Owners of large pickups are among the most loyal to GM, Ford and Chrysler. Nissan hired Diaz, 47, earlier this year after the executive headed Chrysler's Ram brand and Mexican unit.
Toyota, which is readying a revamped Tundra, has no plans to add a diesel powertrain at this time, said Bill Fay, the company's group vice president for U.S. sales, in an interview in San Diego.
Karl Brauer, senior analyst at Kelley Blue Book, said fuel efficiency requirements continue to push automakers to consider new, alternative drivetrain solutions.
"By offering a Cummins turbo diesel in the next Titan, Nissan is increasing both performance and fuel efficiency for its truck just as the segment is seeing rapid growth," he said in a statement. "Customer loyalty among truck buyers remains a barrier to brands like Nissan and Toyota, but a 5.0-liter turbo diesel, offering approximately 550 pound-feet of torque, could change truck buyers' consideration list when the next Titan hits showrooms next year."
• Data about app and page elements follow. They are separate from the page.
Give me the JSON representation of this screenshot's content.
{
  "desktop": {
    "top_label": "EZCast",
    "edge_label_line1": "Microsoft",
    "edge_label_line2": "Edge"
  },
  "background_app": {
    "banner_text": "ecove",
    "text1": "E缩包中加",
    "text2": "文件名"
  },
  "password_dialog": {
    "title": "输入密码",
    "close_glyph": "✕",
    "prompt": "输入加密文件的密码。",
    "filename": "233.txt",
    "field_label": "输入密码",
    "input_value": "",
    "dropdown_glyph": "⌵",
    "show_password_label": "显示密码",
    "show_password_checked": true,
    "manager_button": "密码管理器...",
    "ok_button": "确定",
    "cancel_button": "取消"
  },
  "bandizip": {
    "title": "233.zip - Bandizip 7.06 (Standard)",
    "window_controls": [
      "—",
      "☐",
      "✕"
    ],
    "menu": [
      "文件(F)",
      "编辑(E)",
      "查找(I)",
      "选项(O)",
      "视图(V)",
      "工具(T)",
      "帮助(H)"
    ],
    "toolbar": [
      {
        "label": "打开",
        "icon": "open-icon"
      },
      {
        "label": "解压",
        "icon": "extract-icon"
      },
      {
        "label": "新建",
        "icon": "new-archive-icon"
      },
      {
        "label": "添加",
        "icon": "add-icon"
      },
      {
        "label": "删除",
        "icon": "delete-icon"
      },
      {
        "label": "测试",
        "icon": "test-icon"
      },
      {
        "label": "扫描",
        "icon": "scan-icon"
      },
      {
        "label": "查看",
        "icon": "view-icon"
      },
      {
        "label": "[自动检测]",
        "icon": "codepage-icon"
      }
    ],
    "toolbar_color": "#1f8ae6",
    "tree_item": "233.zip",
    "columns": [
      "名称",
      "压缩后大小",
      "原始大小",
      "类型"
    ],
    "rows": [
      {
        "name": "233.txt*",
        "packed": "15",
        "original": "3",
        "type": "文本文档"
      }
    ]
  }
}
The diesel engines will be built at a Cummins factory in Columbus, Ind., for installation at Nissan's Canton, Miss., plant. Nissan didn't provide investment figures or say whether additional U.S. manufacturing jobs would result from the project.
Cummins is also based in Columbus, south of Indianapolis. Nissan's North American unit is based near Nashville, Tenn.
Bloomberg contributed to this report